The Hangzhou-based company, which sells equipment used to solve complex puzzles to uncover, or mine cryptocurrency, has had several recent false starts.
By Sharon Lam, Reuters News HONG KONG – It promises all the highs and lows of a real gold rush. Canaan, a Chinese company and the world’s second biggest maker of hardware used to mine bitcoin, has filed for an initial public offering in New York.
It’s looking to raise $400 million, according to Reuters, after aborting two attempts to list elsewhere. But its financials and prospects look as volatile as the cryptocurrency itself.
The Hangzhou-based company, which sells equipment used to solve complex puzzles to uncover, or mine cryptocurrency, has had several recent false starts. It tried and failed to list in China through a reverse merger and allowed its application to debut in Hong Kong to lapse. In an effort to pay down debt and fund research, Canaan is now trying its luck stateside with Nasdaq even as the bourse tightens restrictions on the IPOs of small Chinese companies.
It’s a wild ride. Net revenue of 959 million yuan ($137 million) in the nine months to end September was less than half of the level it was at the same time a year earlier. Similarly, the bottom line, total comprehensive income, swung from a profit to a loss of 223 million yuan over the same period. That’s largely to do with volatility in bitcoin itself, whose price has swung to as high as nearly $20,000 and now trades below $8,800. That meant Canaan had to sell its mining hardware at a loss.
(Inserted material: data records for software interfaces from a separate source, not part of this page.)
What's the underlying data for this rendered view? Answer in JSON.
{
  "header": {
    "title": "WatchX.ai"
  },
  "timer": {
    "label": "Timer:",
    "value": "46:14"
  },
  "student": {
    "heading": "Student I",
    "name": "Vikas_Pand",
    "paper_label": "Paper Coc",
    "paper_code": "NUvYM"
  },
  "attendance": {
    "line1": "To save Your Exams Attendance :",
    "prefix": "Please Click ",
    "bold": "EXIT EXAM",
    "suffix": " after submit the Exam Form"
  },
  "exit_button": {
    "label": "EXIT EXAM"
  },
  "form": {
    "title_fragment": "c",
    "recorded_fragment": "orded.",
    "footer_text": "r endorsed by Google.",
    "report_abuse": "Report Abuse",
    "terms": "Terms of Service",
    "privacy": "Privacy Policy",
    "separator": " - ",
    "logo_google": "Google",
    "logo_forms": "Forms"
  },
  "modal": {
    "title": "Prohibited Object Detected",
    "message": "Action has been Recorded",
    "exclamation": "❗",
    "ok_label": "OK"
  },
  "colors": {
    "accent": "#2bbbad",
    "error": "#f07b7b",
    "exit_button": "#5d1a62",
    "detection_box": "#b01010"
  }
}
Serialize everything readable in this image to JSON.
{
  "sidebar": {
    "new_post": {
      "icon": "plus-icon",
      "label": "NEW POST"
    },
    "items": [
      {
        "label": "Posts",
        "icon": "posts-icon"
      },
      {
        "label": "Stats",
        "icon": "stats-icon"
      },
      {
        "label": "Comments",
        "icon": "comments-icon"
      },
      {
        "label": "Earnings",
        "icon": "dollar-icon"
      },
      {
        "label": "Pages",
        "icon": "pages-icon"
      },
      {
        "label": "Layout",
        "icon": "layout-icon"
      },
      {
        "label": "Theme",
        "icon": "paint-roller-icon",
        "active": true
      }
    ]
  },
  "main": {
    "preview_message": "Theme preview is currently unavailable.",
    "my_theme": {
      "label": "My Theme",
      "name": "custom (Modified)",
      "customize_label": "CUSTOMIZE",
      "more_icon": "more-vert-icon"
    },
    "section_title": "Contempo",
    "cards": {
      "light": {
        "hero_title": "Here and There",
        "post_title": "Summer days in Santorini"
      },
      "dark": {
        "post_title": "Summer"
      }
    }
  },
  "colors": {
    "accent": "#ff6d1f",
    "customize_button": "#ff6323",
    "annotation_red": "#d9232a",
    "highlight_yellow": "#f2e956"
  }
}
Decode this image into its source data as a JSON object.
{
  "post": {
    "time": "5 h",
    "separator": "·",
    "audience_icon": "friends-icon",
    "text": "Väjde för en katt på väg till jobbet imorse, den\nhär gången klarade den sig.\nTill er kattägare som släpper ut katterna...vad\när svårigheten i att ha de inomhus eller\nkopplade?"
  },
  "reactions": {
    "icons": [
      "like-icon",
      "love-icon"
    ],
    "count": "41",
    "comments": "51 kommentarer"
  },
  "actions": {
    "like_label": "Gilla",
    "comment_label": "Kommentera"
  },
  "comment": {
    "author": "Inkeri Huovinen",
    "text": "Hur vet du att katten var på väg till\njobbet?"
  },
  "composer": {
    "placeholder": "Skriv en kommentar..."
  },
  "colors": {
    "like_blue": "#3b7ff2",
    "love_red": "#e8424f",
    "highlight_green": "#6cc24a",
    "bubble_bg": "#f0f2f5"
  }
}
A price rebound would lift demand. A jump in prepayments to Taiwan’s TSMC, which makes chips for Canaan, also suggests the company is predicting a strong recovery in the second half, analyst Arun George of Global Equity Research reckons. Even so, there is substantial regulatory risk: Beijing cracked down on local cryptocurrency exchanges in 2017 and the state planner’s position on this niche activity remains uncertain. Any future restrictions would be a blow for Canaan, which derives almost 80% of its revenue in China, unless it can find new buyers elsewhere.
It all gives the IPO a whiff of desperation: Bitmain is in a similar position and has also now filed for a U.S. IPO, according to Refinitiv’s IFR. The latter has already, wisely, tempered its expectations, having earlier targeted a much larger mooted offer. The prospect of striking rich look fraught but mining was always about blood, sweat and tears.